• Available data:

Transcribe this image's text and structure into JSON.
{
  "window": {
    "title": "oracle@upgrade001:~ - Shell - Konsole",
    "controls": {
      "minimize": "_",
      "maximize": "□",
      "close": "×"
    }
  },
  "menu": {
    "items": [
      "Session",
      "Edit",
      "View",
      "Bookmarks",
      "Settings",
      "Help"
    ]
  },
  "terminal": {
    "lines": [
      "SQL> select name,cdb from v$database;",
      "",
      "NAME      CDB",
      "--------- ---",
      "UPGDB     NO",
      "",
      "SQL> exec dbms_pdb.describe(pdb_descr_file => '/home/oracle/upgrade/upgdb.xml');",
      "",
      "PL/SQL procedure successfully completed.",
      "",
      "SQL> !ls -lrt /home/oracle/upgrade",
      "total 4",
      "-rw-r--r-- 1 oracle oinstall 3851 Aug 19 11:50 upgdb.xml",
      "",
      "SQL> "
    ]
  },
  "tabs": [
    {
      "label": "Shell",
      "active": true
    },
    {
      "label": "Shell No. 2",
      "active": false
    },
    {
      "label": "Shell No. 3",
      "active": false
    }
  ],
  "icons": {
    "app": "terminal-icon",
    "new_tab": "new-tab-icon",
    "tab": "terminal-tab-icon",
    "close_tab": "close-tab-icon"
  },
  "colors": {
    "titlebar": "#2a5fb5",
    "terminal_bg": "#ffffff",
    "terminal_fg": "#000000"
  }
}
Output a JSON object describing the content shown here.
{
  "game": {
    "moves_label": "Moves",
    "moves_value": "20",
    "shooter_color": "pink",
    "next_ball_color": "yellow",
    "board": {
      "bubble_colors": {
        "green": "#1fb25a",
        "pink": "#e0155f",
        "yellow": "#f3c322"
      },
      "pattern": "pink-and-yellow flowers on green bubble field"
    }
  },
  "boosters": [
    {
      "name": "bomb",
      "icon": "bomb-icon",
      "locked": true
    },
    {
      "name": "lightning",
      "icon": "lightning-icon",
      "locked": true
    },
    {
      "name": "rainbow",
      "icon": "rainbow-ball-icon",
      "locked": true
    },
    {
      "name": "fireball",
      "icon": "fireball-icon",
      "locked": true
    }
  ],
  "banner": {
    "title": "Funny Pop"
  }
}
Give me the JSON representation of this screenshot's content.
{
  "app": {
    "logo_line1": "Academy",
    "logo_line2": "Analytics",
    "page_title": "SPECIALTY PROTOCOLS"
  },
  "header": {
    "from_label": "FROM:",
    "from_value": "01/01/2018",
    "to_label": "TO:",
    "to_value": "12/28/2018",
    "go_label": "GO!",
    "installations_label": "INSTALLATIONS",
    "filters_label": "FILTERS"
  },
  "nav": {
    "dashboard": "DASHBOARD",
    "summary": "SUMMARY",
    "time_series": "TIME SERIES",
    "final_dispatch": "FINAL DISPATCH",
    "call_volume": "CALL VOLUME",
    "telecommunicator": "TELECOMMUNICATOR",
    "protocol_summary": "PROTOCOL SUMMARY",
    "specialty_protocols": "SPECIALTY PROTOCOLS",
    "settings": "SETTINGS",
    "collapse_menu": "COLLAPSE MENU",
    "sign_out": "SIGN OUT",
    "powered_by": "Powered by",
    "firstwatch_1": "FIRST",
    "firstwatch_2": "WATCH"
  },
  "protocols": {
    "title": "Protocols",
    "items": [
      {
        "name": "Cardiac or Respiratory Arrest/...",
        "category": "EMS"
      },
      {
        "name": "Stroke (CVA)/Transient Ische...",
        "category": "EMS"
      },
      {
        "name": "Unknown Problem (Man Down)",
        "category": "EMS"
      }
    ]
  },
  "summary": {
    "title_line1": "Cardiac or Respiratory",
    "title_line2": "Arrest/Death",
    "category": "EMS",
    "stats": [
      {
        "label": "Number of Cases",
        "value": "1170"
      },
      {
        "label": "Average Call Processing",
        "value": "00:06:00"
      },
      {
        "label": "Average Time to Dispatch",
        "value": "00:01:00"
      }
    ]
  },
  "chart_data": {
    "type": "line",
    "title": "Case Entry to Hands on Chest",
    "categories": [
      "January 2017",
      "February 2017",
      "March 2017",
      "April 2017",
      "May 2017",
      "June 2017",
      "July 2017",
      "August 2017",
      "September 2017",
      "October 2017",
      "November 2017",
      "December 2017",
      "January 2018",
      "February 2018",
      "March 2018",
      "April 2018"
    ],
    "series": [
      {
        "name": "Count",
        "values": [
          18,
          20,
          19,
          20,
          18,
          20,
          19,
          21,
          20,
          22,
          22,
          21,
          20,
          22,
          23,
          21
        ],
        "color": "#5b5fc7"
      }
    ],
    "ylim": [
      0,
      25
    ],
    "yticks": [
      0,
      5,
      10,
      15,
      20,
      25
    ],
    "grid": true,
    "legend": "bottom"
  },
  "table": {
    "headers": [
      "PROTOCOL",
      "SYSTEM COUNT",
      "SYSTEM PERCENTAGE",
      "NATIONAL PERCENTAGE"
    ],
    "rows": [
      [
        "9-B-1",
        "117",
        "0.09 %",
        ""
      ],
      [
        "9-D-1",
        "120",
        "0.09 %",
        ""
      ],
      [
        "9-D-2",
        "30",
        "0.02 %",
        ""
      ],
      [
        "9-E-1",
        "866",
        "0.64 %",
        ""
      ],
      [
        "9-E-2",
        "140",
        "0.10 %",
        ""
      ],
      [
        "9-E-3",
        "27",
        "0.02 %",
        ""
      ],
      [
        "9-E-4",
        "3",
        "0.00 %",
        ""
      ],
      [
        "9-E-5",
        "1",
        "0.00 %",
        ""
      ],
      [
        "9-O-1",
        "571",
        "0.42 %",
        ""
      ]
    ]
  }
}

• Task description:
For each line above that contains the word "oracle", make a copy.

• Reply:
    "title": "oracle@upgrade001:~ - Shell - Konsole",
      "SQL> exec dbms_pdb.describe(pdb_descr_file => '/home/oracle/upgrade/upgdb.xml');",
      "SQL> !ls -lrt /home/oracle/upgrade",
      "-rw-r--r-- 1 oracle oinstall 3851 Aug 19 11:50 upgdb.xml",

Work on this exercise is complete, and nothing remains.